Redfish primarily feed on crabs during the first few years of life, and after which switch to a more varied diet of crabs, fish and shrimp. Therefore, there are many baits to choose from when targeting redfish. If purchasing from a bait shop, live shrimp are almost always available, while other baits such as mullet, pinfish, ladyfish, sardines, small blue crabs, or fiddler crabs may have to be found on the water.
TOF Pro Staff Tip: One of our favorite live baits for catching Redfish is live shrimp. Especially while they are actively "tailing" or rooting around for food. If you don't have any terminal tackle and can get within casting range without spooking them, you will get a hookup.
Some of the most consistently caught redfish are done so on artificial lures. Several lures are effective, and each has their strengths. A weighted shrimp or fish-mimicking jig and spoons are effective in both shallow and deep waters, whereas a top-water plug is only effective in shallow waters.
TOF Pro Staff Tip: One of our favorite artificial baits for catching Redfish are Gulp! because they smell. Redfish use their nose to root around on the bottom to look for food. Gulp! are probably the #1 bait for redfish in the whole state of Florida. Gold spoons are also a very popular and effective artificial bait for redfish.
Our popular Ask a Captain, with locally renowned Captain David Rieumont, is a one-stop resource for all your Florida fishing needs. Included are some question and answer features from fishermen on how to catch more redfish.
- What are the best lures for snook and redfish?
- Can you give me some ideas as to where to fish in the Matlacha area for redfish?
- How would I catch snook, redfish or bass in brackish water?
- I keep missing the redfish at Mosquito Lagoon. Do you have good coordinates?

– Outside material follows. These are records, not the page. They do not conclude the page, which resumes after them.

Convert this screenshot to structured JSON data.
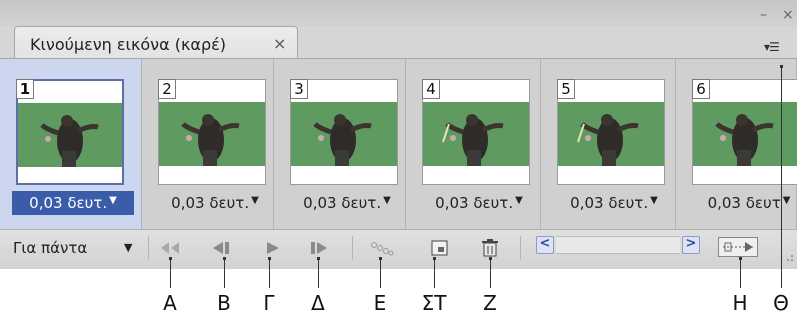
{
  "panel": {
    "tab_title": "Κινούμενη εικόνα (καρέ)",
    "close_glyph": "×",
    "minimize_glyph": "–",
    "window_close_glyph": "×",
    "menu_glyph": "▾☰"
  },
  "frames": [
    {
      "number": "1",
      "delay": "0,03 δευτ.",
      "selected": true
    },
    {
      "number": "2",
      "delay": "0,03 δευτ.",
      "selected": false
    },
    {
      "number": "3",
      "delay": "0,03 δευτ.",
      "selected": false
    },
    {
      "number": "4",
      "delay": "0,03 δευτ.",
      "selected": false
    },
    {
      "number": "5",
      "delay": "0,03 δευτ.",
      "selected": false
    },
    {
      "number": "6",
      "delay": "0,03 δευτ",
      "selected": false
    }
  ],
  "toolbar": {
    "loop_label": "Για πάντα",
    "dropdown_arrow": "▼",
    "scroll_left": "<",
    "scroll_right": ">"
  },
  "callouts": [
    "A",
    "B",
    "Γ",
    "Δ",
    "E",
    "ΣΤ",
    "Z",
    "H",
    "Θ"
  ],
  "icons": {
    "first_frame": "first-frame-icon",
    "previous_frame": "previous-frame-icon",
    "play": "play-icon",
    "next_frame": "next-frame-icon",
    "tween": "tween-icon",
    "duplicate": "duplicate-frame-icon",
    "delete": "delete-frame-icon",
    "convert_timeline": "convert-to-timeline-icon",
    "panel_menu": "panel-menu-icon"
  },
  "colors": {
    "selected_frame_bg": "#ccd6ef",
    "selected_delay_bg": "#3b5ca8",
    "thumbnail_green": "#5f9a60",
    "scroll_button": "#dde3f4"
  }
}
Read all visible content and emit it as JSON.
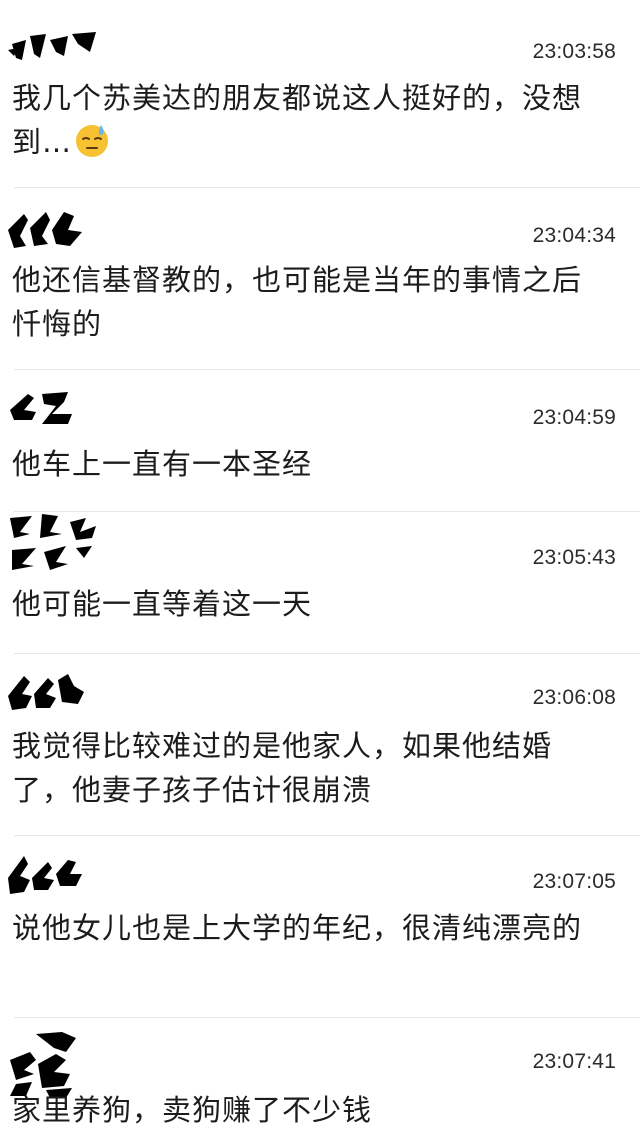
{
  "messages": [
    {
      "time": "23:03:58",
      "text": "我几个苏美达的朋友都说这人挺好的，没想到…",
      "emoji": "downcast-sweat-emoji"
    },
    {
      "time": "23:04:34",
      "text": "他还信基督教的，也可能是当年的事情之后忏悔的"
    },
    {
      "time": "23:04:59",
      "text": "他车上一直有一本圣经"
    },
    {
      "time": "23:05:43",
      "text": "他可能一直等着这一天"
    },
    {
      "time": "23:06:08",
      "text": "我觉得比较难过的是他家人，如果他结婚了，他妻子孩子估计很崩溃"
    },
    {
      "time": "23:07:05",
      "text": "说他女儿也是上大学的年纪，很清纯漂亮的"
    },
    {
      "time": "23:07:41",
      "text": "家里养狗，卖狗赚了不少钱"
    }
  ],
  "colors": {
    "background": "#ffffff",
    "text": "#1c1c1c",
    "divider": "#e6e6e6",
    "redaction": "#000000"
  }
}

- How do you sight-fish for redfish?
- Do you know where and how I can catch Redfish, Trout and Greenback using a kayak?